» TASK REQUIREMENTS
All of the records below should be retyped exactly, with no pictures included.
=== EXERCISE MATERIAL ===
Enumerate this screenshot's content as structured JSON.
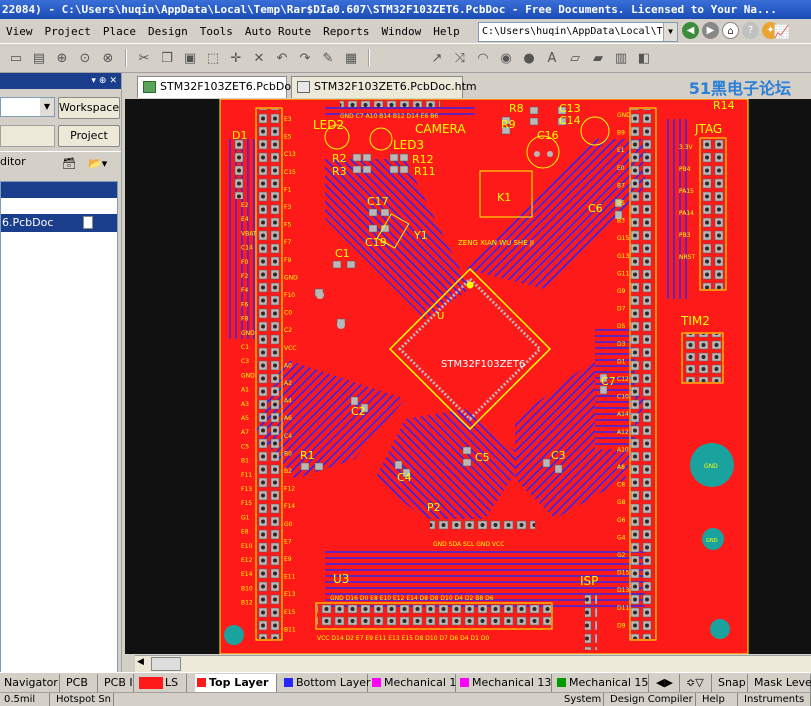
{
  "window": {
    "title": "22084) - C:\\Users\\huqin\\AppData\\Local\\Temp\\Rar$DIa0.607\\STM32F103ZET6.PcbDoc - Free Documents. Licensed to Your Na..."
  },
  "menu": {
    "items": [
      "View",
      "Project",
      "Place",
      "Design",
      "Tools",
      "Auto Route",
      "Reports",
      "Window",
      "Help"
    ]
  },
  "pathbar": {
    "value": "C:\\Users\\huqin\\AppData\\Local\\Te"
  },
  "left_panel": {
    "workspace_label": "Workspace",
    "project_label": "Project",
    "editor_label": "ditor",
    "tree_item": "6.PcbDoc"
  },
  "doc_tabs": [
    {
      "label": "STM32F103ZET6.PcbDoc",
      "active": true
    },
    {
      "label": "STM32F103ZET6.PcbDoc.htm",
      "active": false
    }
  ],
  "brand": "51黑电子论坛",
  "board": {
    "colors": {
      "top": "#ff1a1a",
      "bottom": "#2626ff",
      "pad": "#b8b8b8",
      "silk": "#ffff00",
      "bg": "#111111",
      "mech": "#1aa39e"
    },
    "labels": {
      "led2": "LED2",
      "led3": "LED3",
      "camera": "CAMERA",
      "r8": "R8",
      "r9": "R9",
      "c13": "C13",
      "c14": "C14",
      "c16": "C16",
      "r14": "R14",
      "jtag": "JTAG",
      "d1": "D1",
      "r2": "R2",
      "r3": "R3",
      "r12": "R12",
      "r11": "R11",
      "k1": "K1",
      "c6": "C6",
      "c17": "C17",
      "c19": "C19",
      "y1": "Y1",
      "c1": "C1",
      "author": "ZENG XIAN WU SHE JI",
      "chip": "STM32F103ZET6",
      "u_label": "U",
      "c7": "C7",
      "c2": "C2",
      "r1": "R1",
      "c4": "C4",
      "c5": "C5",
      "c3": "C3",
      "tim2": "TIM2",
      "p2": "P2",
      "u3": "U3",
      "isp": "ISP",
      "gnd": "GND",
      "header_bottom": "GND   SDA SCL GND VCC",
      "bottom_row": "VCC D14 D2 E7 E9 E11 E13 E15 D8 D10 D7 D6 D4 D1 D0",
      "top_row": "GND C7 A10 B14 B12 D14 E6 B6",
      "bottom_top_row": "GND D16 D0 E8 E10 E12 E14 D8 D8 D10 D4 D2 B8 D6"
    },
    "left_header_labels": [
      "E3",
      "E5",
      "C13",
      "C15",
      "F1",
      "F3",
      "F5",
      "F7",
      "F9",
      "GND",
      "F10",
      "C0",
      "C2",
      "VCC",
      "A0",
      "A2",
      "A4",
      "A6",
      "C4",
      "B0",
      "B2",
      "F12",
      "F14",
      "G0",
      "E7",
      "E9",
      "E11",
      "E13",
      "E15",
      "B11"
    ],
    "left_header_labels2": [
      "E2",
      "E4",
      "VBAT",
      "C14",
      "F0",
      "F2",
      "F4",
      "F6",
      "F8",
      "GND",
      "C1",
      "C3",
      "GND",
      "A1",
      "A3",
      "A5",
      "A7",
      "C5",
      "B1",
      "F11",
      "F13",
      "F15",
      "G1",
      "E8",
      "E10",
      "E12",
      "E14",
      "B10",
      "B12"
    ],
    "right_header_labels": [
      "GND",
      "B9",
      "E1",
      "E0",
      "B7",
      "B5",
      "B3",
      "G15",
      "G13",
      "G11",
      "G9",
      "D7",
      "D5",
      "D3",
      "D1",
      "C12",
      "C10",
      "A14",
      "A12",
      "A10",
      "A8",
      "C8",
      "G8",
      "G6",
      "G4",
      "G2",
      "D15",
      "D13",
      "D11",
      "D9"
    ],
    "jtag_labels": [
      "3.3V",
      "PB4",
      "PA15",
      "PA14",
      "PB3",
      "NRST"
    ]
  },
  "layers": {
    "ls": "LS",
    "tabs": [
      {
        "label": "Top Layer",
        "color": "#ff1a1a",
        "active": true
      },
      {
        "label": "Bottom Layer",
        "color": "#2626ff",
        "active": false
      },
      {
        "label": "Mechanical 1",
        "color": "#ff00ff",
        "active": false
      },
      {
        "label": "Mechanical 13",
        "color": "#ff00ff",
        "active": false
      },
      {
        "label": "Mechanical 15",
        "color": "#009900",
        "active": false
      }
    ],
    "snap": "Snap",
    "mask": "Mask Level"
  },
  "panel_tabs": [
    "Navigator",
    "PCB",
    "PCB I"
  ],
  "status": {
    "coord": "0.5mil",
    "hotspot": "Hotspot Sn",
    "system": "System",
    "compiler": "Design Compiler",
    "help": "Help",
    "instruments": "Instruments"
  }
}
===
» TASK RESPONSE
Enumerate this screenshot's content as structured JSON.
{
  "window": {
    "title": "22084) - C:\\Users\\huqin\\AppData\\Local\\Temp\\Rar$DIa0.607\\STM32F103ZET6.PcbDoc - Free Documents. Licensed to Your Na..."
  },
  "menu": {
    "items": [
      "View",
      "Project",
      "Place",
      "Design",
      "Tools",
      "Auto Route",
      "Reports",
      "Window",
      "Help"
    ]
  },
  "pathbar": {
    "value": "C:\\Users\\huqin\\AppData\\Local\\Te"
  },
  "left_panel": {
    "workspace_label": "Workspace",
    "project_label": "Project",
    "editor_label": "ditor",
    "tree_item": "6.PcbDoc"
  },
  "doc_tabs": [
    {
      "label": "STM32F103ZET6.PcbDoc",
      "active": true
    },
    {
      "label": "STM32F103ZET6.PcbDoc.htm",
      "active": false
    }
  ],
  "brand": "51黑电子论坛",
  "board": {
    "colors": {
      "top": "#ff1a1a",
      "bottom": "#2626ff",
      "pad": "#b8b8b8",
      "silk": "#ffff00",
      "bg": "#111111",
      "mech": "#1aa39e"
    },
    "labels": {
      "led2": "LED2",
      "led3": "LED3",
      "camera": "CAMERA",
      "r8": "R8",
      "r9": "R9",
      "c13": "C13",
      "c14": "C14",
      "c16": "C16",
      "r14": "R14",
      "jtag": "JTAG",
      "d1": "D1",
      "r2": "R2",
      "r3": "R3",
      "r12": "R12",
      "r11": "R11",
      "k1": "K1",
      "c6": "C6",
      "c17": "C17",
      "c19": "C19",
      "y1": "Y1",
      "c1": "C1",
      "author": "ZENG XIAN WU SHE JI",
      "chip": "STM32F103ZET6",
      "u_label": "U",
      "c7": "C7",
      "c2": "C2",
      "r1": "R1",
      "c4": "C4",
      "c5": "C5",
      "c3": "C3",
      "tim2": "TIM2",
      "p2": "P2",
      "u3": "U3",
      "isp": "ISP",
      "gnd": "GND",
      "header_bottom": "GND   SDA SCL GND VCC",
      "bottom_row": "VCC D14 D2 E7 E9 E11 E13 E15 D8 D10 D7 D6 D4 D1 D0",
      "top_row": "GND C7 A10 B14 B12 D14 E6 B6",
      "bottom_top_row": "GND D16 D0 E8 E10 E12 E14 D8 D8 D10 D4 D2 B8 D6"
    },
    "left_header_labels": [
      "E3",
      "E5",
      "C13",
      "C15",
      "F1",
      "F3",
      "F5",
      "F7",
      "F9",
      "GND",
      "F10",
      "C0",
      "C2",
      "VCC",
      "A0",
      "A2",
      "A4",
      "A6",
      "C4",
      "B0",
      "B2",
      "F12",
      "F14",
      "G0",
      "E7",
      "E9",
      "E11",
      "E13",
      "E15",
      "B11"
    ],
    "left_header_labels2": [
      "E2",
      "E4",
      "VBAT",
      "C14",
      "F0",
      "F2",
      "F4",
      "F6",
      "F8",
      "GND",
      "C1",
      "C3",
      "GND",
      "A1",
      "A3",
      "A5",
      "A7",
      "C5",
      "B1",
      "F11",
      "F13",
      "F15",
      "G1",
      "E8",
      "E10",
      "E12",
      "E14",
      "B10",
      "B12"
    ],
    "right_header_labels": [
      "GND",
      "B9",
      "E1",
      "E0",
      "B7",
      "B5",
      "B3",
      "G15",
      "G13",
      "G11",
      "G9",
      "D7",
      "D5",
      "D3",
      "D1",
      "C12",
      "C10",
      "A14",
      "A12",
      "A10",
      "A8",
      "C8",
      "G8",
      "G6",
      "G4",
      "G2",
      "D15",
      "D13",
      "D11",
      "D9"
    ],
    "jtag_labels": [
      "3.3V",
      "PB4",
      "PA15",
      "PA14",
      "PB3",
      "NRST"
    ]
  },
  "layers": {
    "ls": "LS",
    "tabs": [
      {
        "label": "Top Layer",
        "color": "#ff1a1a",
        "active": true
      },
      {
        "label": "Bottom Layer",
        "color": "#2626ff",
        "active": false
      },
      {
        "label": "Mechanical 1",
        "color": "#ff00ff",
        "active": false
      },
      {
        "label": "Mechanical 13",
        "color": "#ff00ff",
        "active": false
      },
      {
        "label": "Mechanical 15",
        "color": "#009900",
        "active": false
      }
    ],
    "snap": "Snap",
    "mask": "Mask Level"
  },
  "panel_tabs": [
    "Navigator",
    "PCB",
    "PCB I"
  ],
  "status": {
    "coord": "0.5mil",
    "hotspot": "Hotspot Sn",
    "system": "System",
    "compiler": "Design Compiler",
    "help": "Help",
    "instruments": "Instruments"
  }
}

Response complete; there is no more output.